ACTIVITY
Scan the records for the string "title"; copy each line where it occurs.

---- SUPPLIED DATA

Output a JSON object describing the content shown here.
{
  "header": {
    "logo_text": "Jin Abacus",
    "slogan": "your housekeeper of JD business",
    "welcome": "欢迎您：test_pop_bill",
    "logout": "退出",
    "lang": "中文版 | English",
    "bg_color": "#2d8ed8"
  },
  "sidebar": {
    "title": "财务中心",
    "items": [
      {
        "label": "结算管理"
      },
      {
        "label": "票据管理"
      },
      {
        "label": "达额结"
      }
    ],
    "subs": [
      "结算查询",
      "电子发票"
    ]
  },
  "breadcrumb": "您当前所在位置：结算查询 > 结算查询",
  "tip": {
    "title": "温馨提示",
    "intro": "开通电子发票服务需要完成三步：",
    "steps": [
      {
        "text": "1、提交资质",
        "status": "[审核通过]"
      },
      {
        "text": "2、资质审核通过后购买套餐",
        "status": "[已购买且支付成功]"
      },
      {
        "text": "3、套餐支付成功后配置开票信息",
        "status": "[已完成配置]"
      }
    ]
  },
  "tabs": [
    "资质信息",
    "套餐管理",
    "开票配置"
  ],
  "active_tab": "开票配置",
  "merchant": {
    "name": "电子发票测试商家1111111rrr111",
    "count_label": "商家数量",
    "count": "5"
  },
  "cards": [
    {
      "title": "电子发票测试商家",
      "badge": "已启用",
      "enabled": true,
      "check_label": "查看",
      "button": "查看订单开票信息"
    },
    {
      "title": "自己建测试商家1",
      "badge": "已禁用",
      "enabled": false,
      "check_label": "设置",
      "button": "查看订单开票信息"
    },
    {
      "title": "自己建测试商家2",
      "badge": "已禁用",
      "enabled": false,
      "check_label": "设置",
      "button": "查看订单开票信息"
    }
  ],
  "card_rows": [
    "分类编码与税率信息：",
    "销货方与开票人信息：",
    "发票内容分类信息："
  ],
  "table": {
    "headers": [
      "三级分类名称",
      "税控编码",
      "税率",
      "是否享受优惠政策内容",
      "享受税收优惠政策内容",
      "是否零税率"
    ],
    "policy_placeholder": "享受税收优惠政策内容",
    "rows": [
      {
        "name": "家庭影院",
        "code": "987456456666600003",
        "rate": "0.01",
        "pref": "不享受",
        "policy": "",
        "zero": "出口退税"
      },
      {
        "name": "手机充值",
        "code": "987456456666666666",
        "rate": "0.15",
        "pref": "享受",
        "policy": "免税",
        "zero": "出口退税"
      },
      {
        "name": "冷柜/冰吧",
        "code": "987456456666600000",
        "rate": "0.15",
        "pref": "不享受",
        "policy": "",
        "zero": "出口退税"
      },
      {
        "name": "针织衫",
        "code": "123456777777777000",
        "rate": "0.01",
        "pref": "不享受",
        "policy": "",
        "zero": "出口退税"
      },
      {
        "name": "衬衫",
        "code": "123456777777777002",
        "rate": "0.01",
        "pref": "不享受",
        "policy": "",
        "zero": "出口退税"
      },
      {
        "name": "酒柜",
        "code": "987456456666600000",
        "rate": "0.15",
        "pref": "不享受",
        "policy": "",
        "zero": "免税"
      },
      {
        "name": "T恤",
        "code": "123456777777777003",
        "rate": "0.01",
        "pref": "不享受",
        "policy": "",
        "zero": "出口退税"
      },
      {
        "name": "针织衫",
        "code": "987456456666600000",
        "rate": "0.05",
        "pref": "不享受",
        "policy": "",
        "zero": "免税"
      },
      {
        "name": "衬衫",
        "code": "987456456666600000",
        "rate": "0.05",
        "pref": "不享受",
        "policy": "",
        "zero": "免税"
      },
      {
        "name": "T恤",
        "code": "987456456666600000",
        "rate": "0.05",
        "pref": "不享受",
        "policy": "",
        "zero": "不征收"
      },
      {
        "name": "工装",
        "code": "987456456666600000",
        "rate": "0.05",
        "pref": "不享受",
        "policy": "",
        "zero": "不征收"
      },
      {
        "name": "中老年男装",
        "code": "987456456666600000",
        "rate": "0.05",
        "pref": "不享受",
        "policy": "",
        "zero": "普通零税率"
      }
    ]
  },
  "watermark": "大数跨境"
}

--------

YOUR RESPONSE
    "title": "财务中心",
    "title": "温馨提示",
      "title": "电子发票测试商家",
      "title": "自己建测试商家1",
      "title": "自己建测试商家2",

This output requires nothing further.